▸ **HOW TO COMPLETE THIS TASK**: Are you able to retype all the records below exactly?

═══ RECORD SET

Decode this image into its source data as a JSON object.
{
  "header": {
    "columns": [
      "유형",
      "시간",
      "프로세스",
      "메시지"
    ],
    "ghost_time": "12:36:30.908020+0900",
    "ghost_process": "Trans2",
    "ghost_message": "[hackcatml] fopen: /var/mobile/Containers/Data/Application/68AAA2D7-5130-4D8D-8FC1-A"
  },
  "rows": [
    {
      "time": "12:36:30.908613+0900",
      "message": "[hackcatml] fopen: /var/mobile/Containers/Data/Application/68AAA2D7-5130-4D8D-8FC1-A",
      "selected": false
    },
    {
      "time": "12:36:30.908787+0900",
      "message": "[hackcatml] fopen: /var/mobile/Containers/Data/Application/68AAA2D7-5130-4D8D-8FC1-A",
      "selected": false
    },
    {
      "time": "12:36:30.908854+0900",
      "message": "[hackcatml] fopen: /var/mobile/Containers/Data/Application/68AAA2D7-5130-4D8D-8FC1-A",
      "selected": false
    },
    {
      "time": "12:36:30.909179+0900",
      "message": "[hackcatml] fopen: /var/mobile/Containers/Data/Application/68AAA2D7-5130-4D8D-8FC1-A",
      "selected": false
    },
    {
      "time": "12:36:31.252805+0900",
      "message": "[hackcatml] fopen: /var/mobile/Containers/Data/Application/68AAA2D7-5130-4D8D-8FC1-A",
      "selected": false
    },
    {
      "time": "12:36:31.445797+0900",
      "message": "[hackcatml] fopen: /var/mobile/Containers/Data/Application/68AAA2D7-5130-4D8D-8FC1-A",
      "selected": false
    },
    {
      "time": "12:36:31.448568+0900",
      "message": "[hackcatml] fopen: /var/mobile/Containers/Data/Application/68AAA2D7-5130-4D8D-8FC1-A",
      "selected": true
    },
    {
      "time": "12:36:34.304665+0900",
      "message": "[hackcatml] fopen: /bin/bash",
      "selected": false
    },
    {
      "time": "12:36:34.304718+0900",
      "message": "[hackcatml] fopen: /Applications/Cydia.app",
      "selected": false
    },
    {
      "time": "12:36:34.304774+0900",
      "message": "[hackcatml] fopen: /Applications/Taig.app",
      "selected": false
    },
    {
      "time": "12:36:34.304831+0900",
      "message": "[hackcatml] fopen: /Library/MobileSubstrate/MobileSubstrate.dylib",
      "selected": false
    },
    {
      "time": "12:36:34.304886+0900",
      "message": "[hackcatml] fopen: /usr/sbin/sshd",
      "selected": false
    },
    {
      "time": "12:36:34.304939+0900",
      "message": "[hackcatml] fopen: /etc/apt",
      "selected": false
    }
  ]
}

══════

▸ **YOUR RESPONSE**:
Decode this image into its source data as a JSON object.
{
  "header": {
    "columns": [
      "유형",
      "시간",
      "프로세스",
      "메시지"
    ],
    "ghost_time": "12:36:30.908020+0900",
    "ghost_process": "Trans2",
    "ghost_message": "[hackcatml] fopen: /var/mobile/Containers/Data/Application/68AAA2D7-5130-4D8D-8FC1-A"
  },
  "rows": [
    {
      "time": "12:36:30.908613+0900",
      "message": "[hackcatml] fopen: /var/mobile/Containers/Data/Application/68AAA2D7-5130-4D8D-8FC1-A",
      "selected": false
    },
    {
      "time": "12:36:30.908787+0900",
      "message": "[hackcatml] fopen: /var/mobile/Containers/Data/Application/68AAA2D7-5130-4D8D-8FC1-A",
      "selected": false
    },
    {
      "time": "12:36:30.908854+0900",
      "message": "[hackcatml] fopen: /var/mobile/Containers/Data/Application/68AAA2D7-5130-4D8D-8FC1-A",
      "selected": false
    },
    {
      "time": "12:36:30.909179+0900",
      "message": "[hackcatml] fopen: /var/mobile/Containers/Data/Application/68AAA2D7-5130-4D8D-8FC1-A",
      "selected": false
    },
    {
      "time": "12:36:31.252805+0900",
      "message": "[hackcatml] fopen: /var/mobile/Containers/Data/Application/68AAA2D7-5130-4D8D-8FC1-A",
      "selected": false
    },
    {
      "time": "12:36:31.445797+0900",
      "message": "[hackcatml] fopen: /var/mobile/Containers/Data/Application/68AAA2D7-5130-4D8D-8FC1-A",
      "selected": false
    },
    {
      "time": "12:36:31.448568+0900",
      "message": "[hackcatml] fopen: /var/mobile/Containers/Data/Application/68AAA2D7-5130-4D8D-8FC1-A",
      "selected": true
    },
    {
      "time": "12:36:34.304665+0900",
      "message": "[hackcatml] fopen: /bin/bash",
      "selected": false
    },
    {
      "time": "12:36:34.304718+0900",
      "message": "[hackcatml] fopen: /Applications/Cydia.app",
      "selected": false
    },
    {
      "time": "12:36:34.304774+0900",
      "message": "[hackcatml] fopen: /Applications/Taig.app",
      "selected": false
    },
    {
      "time": "12:36:34.304831+0900",
      "message": "[hackcatml] fopen: /Library/MobileSubstrate/MobileSubstrate.dylib",
      "selected": false
    },
    {
      "time": "12:36:34.304886+0900",
      "message": "[hackcatml] fopen: /usr/sbin/sshd",
      "selected": false
    },
    {
      "time": "12:36:34.304939+0900",
      "message": "[hackcatml] fopen: /etc/apt",
      "selected": false
    }
  ]
}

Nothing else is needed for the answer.